    In a press statement regarding its Award, the D.C. Office of Human Rights says Edelman’s “name is near the top of any list of people who have worked to make poverty and economic justice front-burner issues in the United States. He has spent much of the last four decades working to make the nation focus on poverty and find solutions that would make a difference, including being at the forefront of concerted efforts to make the welfare system more responsible, productive, and accountable, attempting to do so without making it harsh or inhumane.”

  • November 21, 2011

    by Nicole Flatow

    Proposed legislation advanced in the House last week that would limit reimbursement of costs and attorneys’ fees in lawsuits seeking to hold the federal government accountable.

    The Government Litigation Savings Act is being called a “de facto bar to the courthouse door for low income citizens and other parties that do not have access to free legal counsel” by a coalition of 25 public interest legal groups.

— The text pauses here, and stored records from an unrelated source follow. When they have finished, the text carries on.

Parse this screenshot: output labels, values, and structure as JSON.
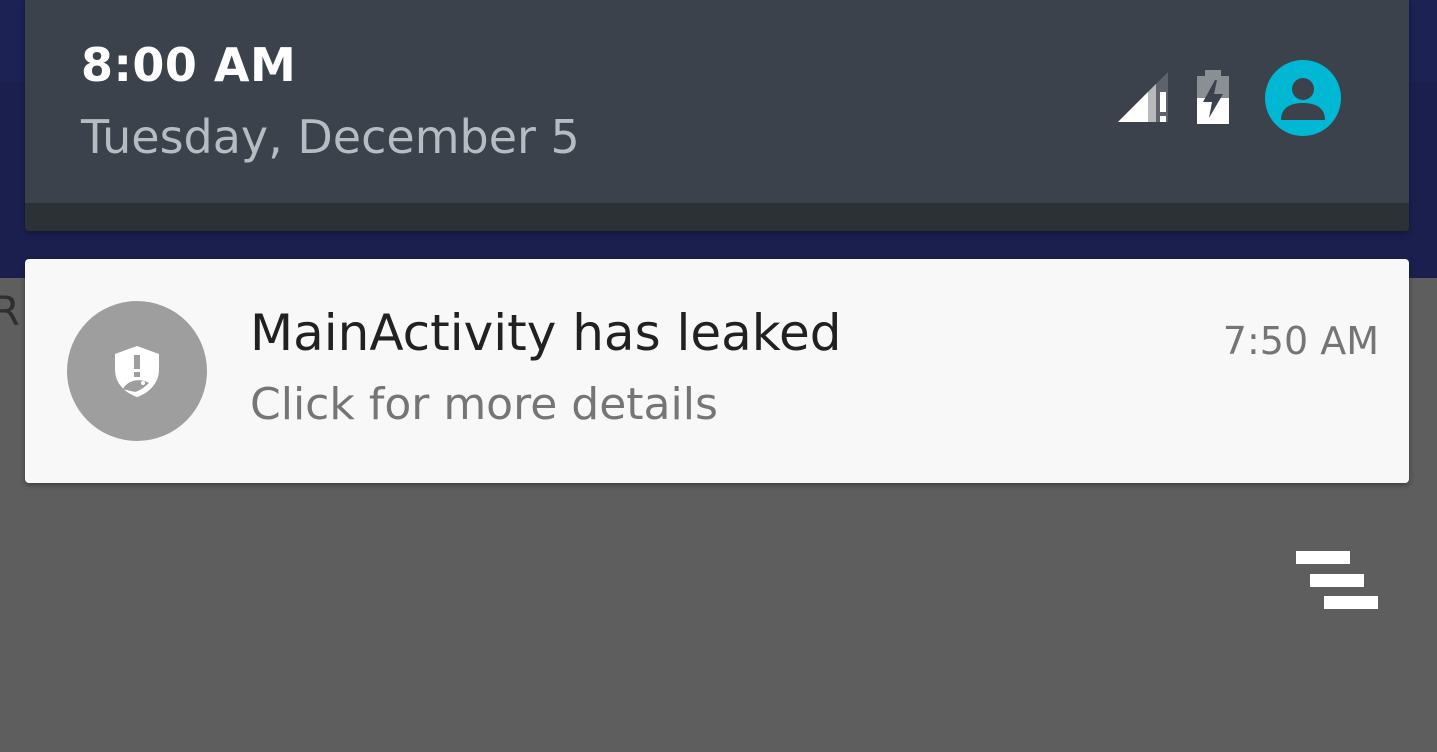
{
  "status_header": {
    "time": "8:00 AM",
    "date": "Tuesday, December 5",
    "icons": [
      "signal-no-data-icon",
      "battery-charging-icon",
      "user-avatar-icon"
    ],
    "avatar_color": "#00b8d4"
  },
  "background_app": {
    "partial_text": "R",
    "toolbar_color": "#1b1f4e"
  },
  "notification": {
    "app_icon": "leak-canary-shield-icon",
    "title": "MainActivity has leaked",
    "text": "Click for more details",
    "time": "7:50 AM"
  },
  "clear_all": {
    "icon": "clear-all-icon"
  }
}
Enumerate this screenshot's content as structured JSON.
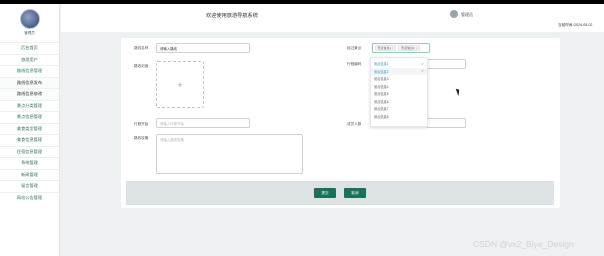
{
  "sidebar": {
    "avatar_name": "管理员",
    "items": [
      {
        "label": "后台首页"
      },
      {
        "label": "旅游用户"
      },
      {
        "label": "路线信息管理"
      },
      {
        "label": "路线信息发布"
      },
      {
        "label": "路线信息修改"
      },
      {
        "label": "景点分类管理"
      },
      {
        "label": "景点信息管理"
      },
      {
        "label": "美食类型管理"
      },
      {
        "label": "美食信息管理"
      },
      {
        "label": "住宿信息管理"
      },
      {
        "label": "系统管理"
      },
      {
        "label": "新闻管理"
      },
      {
        "label": "留言管理"
      },
      {
        "label": "网站公告管理"
      }
    ]
  },
  "header": {
    "title": "欢迎使用旅游导航系统",
    "user": "管理员",
    "time_label": "当前时间：",
    "time_value": "2024-05-02"
  },
  "form": {
    "route_name_label": "路线名称",
    "route_name_value": "请输入路线",
    "scenic_label": "经过景点",
    "scenic_tags": [
      "景点信息1",
      "景点信息2"
    ],
    "cover_label": "路线封面",
    "upload_plus": "+",
    "route_code_label": "行程编码",
    "start_time_label": "行程开始",
    "start_time_placeholder": "请输入行程开始",
    "people_label": "成员人数",
    "desc_label": "路线攻略",
    "desc_placeholder": "请输入路线攻略",
    "tag_close": "×"
  },
  "dropdown": {
    "options": [
      {
        "label": "景点信息1",
        "selected": true
      },
      {
        "label": "景点信息2",
        "selected": true
      },
      {
        "label": "景点信息3",
        "selected": false
      },
      {
        "label": "景点信息4",
        "selected": false
      },
      {
        "label": "景点信息5",
        "selected": false
      },
      {
        "label": "景点信息6",
        "selected": false
      },
      {
        "label": "景点信息7",
        "selected": false
      },
      {
        "label": "景点信息8",
        "selected": false
      }
    ],
    "check": "✓"
  },
  "buttons": {
    "submit": "提交",
    "cancel": "取消"
  },
  "watermark": "CSDN @vx2_Biye_Design"
}
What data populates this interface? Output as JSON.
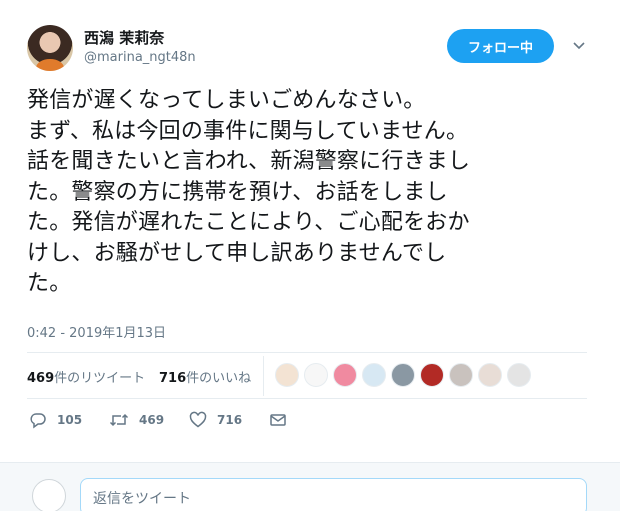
{
  "user": {
    "display_name": "西潟 茉莉奈",
    "handle": "@marina_ngt48n"
  },
  "follow_button": {
    "label": "フォロー中"
  },
  "tweet": {
    "lines": [
      "発信が遅くなってしまいごめんなさい。",
      "まず、私は今回の事件に関与していません。",
      "話を聞きたいと言われ、新潟警察に行きまし",
      "た。警察の方に携帯を預け、お話をしまし",
      "た。発信が遅れたことにより、ご心配をおか",
      "けし、お騒がせして申し訳ありませんでし",
      "た。"
    ],
    "timestamp": "0:42 - 2019年1月13日"
  },
  "stats": {
    "retweets_count": "469",
    "retweets_label": "件のリツイート",
    "likes_count": "716",
    "likes_label": "件のいいね"
  },
  "actions": {
    "reply_count": "105",
    "retweet_count": "469",
    "like_count": "716"
  },
  "reply_box": {
    "placeholder": "返信をツイート"
  },
  "colors": {
    "accent": "#1da1f2",
    "secondary_text": "#657786"
  }
}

     “Contrary to the title of the bill, H.R. 1996 is a thinly disguised effort to prohibit litigation against the government by the needy and public interest groups,” said Rep. John Conyers Jr. before the House Judiciary Committee voted along party lines to approve the bill.

    The measure seeks to roll back some provisions of the Equal Access to Justice Act, enacted in 1980 with bipartisan support to narrow the disparity in resources when the “little guy” goes up against the federal government in a legal action, by granting the costs of litigation and attorneys’ fees to citizens, nonprofits and small businesses when they can show that the federal government’s position was not “substantially justified.”

    "One of the key insights of the legislators who gave birth to EAJA was recognition of a relationship between encouraging individuals and entities to challenge unreasonable governmental action and the positive effect that such challenges have in implementing public policy for the benefit of Americans generally," explains Brian Wolfman, co-director of Georgetown University Law Center's Institute for Public Representation, in written testimony opposing H.R. 1996.

    But the now-pending bill would roll back several key provisions of the EAJA. It would, among other things, bar lawyers working pro bono from recovering fees, and limit EAJA awards to those with a “direct and personal monetary interest in the civil action,” closing the door to those seeking to vindicate constitutional rights or enforce a right on behalf of the general public, according to a fact sheet by Alliance for Justice, Earthjustice, the Brennan Center for Justice and the National Organization of Veterans’ Advocates.

    “For three decades, veterans, seniors, the disabled, small businesses, and groups from across the ideological spectrum have relied on EAJA to challenge illegal government actions,” explains the fact sheet.